By Jeannie Suk Gersen, The New Yorker
April 17, 2022
In 2003, when the Supreme Court held, in Lawrence v. Texas, that criminalizing gay sex was unconstitutional, it insisted that the decision had nothing to do with marriage equality. In a scathing dissent, Justice Antonin Scalia wrote, “Do not believe it.” Then, in 2013, when the Court struck down the federal Defense of Marriage Act’s definition of marriage as being between a man and a woman, emphasizing the tradition of letting the states define marriage, Scalia issued another warning, saying that “no one should be fooled” into thinking that the Court would leave states free to exclude gay couples from that definition. He was finally proved right two years later, when the reasoning on dignity and equality developed in those earlier rulings led to the Court’s holding that the Constitution requires all states to recognize same-sex marriage.
By Paul Waldman, Washington Post
April 13, 2022
When the history of how American women lost their reproductive rights is written, the bill-signing that took place in Oklahoma City on Tuesday should be acknowledged as a key moment when the shrinking window of possibility that the Supreme Court might hold back from overturning Roe v. Wade essentially closed forever.
The occasion was Gov. Kevin Stitt (R) signing a bill outlawing almost all abortions in the state, a move that is as plainly unconstitutional as it would be for the state to make it illegal to practice Judaism or criticize the president.
In the event that Roe v. Wade falls, anti-abortion advocates will almost certainly look to create broad regions of the U.S. where abortion is prohibited – and to limit its practice in places where it isn’t.
By Kaia Hubbard
April 8, 2022
Supporters of abortion access feared the worst when Texas lawmakers shocked the country with a law banning abortion beyond six weeks of pregnancy, standing in direct opposition to the precedent established in the landmark Roe v. Wade Supreme Court ruling. And the reduction in abortions in the first few months after SB 8 was palpable.
Since then, the situation in Texas has been heralded as a harbinger of what a post-Roe reality may bring nationwide. But more than six months after the law took effect that not only prohibits abortions once a fetal heartbeat is detected but deputizes private citizens as its enforcer, studies have pointed to a much smaller reduction in abortions than expected among the state’s residents due to alternate routes of accessing the services. Texans are still getting abortions – by going out of state or by ordering pills online.
Ketanji Brown Jackson’s hearing offered a glimpse of upcoming culture war fights at the court
By Melissa Murray
March 25, 2022

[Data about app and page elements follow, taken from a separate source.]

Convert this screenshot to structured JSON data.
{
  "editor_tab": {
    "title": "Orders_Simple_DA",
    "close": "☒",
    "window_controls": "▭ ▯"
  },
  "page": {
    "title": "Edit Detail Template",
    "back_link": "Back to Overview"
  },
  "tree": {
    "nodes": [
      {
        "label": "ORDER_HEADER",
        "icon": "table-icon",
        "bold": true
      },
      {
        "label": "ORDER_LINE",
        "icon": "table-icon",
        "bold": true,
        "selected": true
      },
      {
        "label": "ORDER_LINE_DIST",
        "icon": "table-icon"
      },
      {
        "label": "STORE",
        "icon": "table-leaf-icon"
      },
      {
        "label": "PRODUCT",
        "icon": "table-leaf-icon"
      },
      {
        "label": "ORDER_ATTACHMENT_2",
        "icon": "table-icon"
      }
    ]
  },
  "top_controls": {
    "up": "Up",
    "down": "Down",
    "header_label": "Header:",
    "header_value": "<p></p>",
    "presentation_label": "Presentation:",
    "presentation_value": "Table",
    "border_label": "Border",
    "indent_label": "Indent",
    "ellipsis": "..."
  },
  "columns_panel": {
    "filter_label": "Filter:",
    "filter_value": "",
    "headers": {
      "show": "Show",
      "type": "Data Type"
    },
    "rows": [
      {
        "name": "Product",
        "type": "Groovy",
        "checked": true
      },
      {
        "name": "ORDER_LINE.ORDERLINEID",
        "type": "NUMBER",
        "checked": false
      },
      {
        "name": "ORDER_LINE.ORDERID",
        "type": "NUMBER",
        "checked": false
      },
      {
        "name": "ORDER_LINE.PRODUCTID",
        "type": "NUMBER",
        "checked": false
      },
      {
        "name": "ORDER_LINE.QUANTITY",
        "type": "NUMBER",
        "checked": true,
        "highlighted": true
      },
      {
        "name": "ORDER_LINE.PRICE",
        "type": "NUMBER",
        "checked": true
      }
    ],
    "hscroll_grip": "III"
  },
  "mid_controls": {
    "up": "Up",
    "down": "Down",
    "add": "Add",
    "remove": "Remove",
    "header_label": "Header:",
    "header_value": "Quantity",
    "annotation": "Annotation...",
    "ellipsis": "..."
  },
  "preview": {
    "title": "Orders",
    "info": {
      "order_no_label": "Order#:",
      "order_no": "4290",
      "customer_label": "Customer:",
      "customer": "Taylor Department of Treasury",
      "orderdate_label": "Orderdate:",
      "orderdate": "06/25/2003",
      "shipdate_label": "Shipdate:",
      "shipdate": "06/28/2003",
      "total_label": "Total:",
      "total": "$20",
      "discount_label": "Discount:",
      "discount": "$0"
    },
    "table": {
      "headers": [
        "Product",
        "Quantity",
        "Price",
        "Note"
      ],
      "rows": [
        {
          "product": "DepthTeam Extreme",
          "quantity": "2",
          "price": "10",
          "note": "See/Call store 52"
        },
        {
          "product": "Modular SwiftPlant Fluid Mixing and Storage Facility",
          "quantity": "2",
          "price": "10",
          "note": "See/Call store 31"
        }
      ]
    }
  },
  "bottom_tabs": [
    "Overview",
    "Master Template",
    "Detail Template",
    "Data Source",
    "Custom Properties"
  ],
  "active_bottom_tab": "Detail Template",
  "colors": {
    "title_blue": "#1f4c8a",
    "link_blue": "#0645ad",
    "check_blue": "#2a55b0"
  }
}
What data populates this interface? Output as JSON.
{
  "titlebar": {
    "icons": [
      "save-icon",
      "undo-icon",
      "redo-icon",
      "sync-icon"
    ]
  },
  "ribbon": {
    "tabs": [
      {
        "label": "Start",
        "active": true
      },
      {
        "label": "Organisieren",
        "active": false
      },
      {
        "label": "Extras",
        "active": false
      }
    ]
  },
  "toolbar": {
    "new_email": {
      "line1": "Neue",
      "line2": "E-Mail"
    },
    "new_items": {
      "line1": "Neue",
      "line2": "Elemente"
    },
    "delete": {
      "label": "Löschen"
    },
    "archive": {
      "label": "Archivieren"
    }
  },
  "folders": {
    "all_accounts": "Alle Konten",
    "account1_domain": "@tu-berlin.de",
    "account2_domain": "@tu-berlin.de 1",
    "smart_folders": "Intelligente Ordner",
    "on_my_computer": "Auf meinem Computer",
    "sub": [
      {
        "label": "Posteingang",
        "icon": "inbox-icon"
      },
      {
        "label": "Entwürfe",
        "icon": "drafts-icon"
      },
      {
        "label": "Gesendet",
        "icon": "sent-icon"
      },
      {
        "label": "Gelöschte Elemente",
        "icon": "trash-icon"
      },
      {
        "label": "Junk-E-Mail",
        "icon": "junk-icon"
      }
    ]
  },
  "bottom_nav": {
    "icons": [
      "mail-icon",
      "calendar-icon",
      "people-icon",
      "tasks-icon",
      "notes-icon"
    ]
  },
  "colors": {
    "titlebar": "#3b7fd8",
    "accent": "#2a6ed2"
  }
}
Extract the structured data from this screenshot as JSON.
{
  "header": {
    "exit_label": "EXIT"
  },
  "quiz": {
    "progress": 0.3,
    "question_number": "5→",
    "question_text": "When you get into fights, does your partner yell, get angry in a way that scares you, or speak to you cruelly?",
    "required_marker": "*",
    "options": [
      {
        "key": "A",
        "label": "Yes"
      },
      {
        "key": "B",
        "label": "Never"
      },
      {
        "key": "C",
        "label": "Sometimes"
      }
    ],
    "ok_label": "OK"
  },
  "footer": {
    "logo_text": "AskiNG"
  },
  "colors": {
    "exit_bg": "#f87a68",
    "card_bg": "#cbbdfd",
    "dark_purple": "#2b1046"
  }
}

For more than two decades, confirmation hearings for Supreme Court justices have revolved around a single question: whether the nominee would uphold or overrule Roe v. Wade, the landmark 1973 decision that recognized nationally a woman’s right to choose an abortion. As far back as the ill-fated confirmation hearings for Robert Bork in 1987, abortion has always been the elephant in the room, prompting thinly veiled questions about fidelity to precedent and “unenumerated rights” — rights not explicitly mentioned in the Constitution.
With this in mind, the hearings for Judge Ketanji Brown Jackson were unlike those that came before. Not only is Jackson the first Black woman to be nominated to the high court, but she is also the first nominee to be vetted in a soon-to-be post-Roe landscape.
The decision rejects the idea of fetal personhood—which anti-abortion groups have been pushing on state legislatures.
By Jia Tolentino, New Yorker
February 20, 2022
January 22nd marked the forty-ninth anniversary of Roe v. Wade—and, likely, the last year that its protections will remain standing. In December, during oral arguments, the Supreme Court’s six conservative Justices signalled their intention to uphold a Mississippi law that, in banning almost all abortions after fifteen weeks of pregnancy, defies Roe’s protections. Most of those Justices seemed prepared to overturn Roe entirely. Without Roe, which prohibits states from banning abortion before fetal viability—at twenty-eight weeks when the law was decided, and closer to twenty-two weeks now—abortion could become mostly inaccessible and illegal in at least twenty states.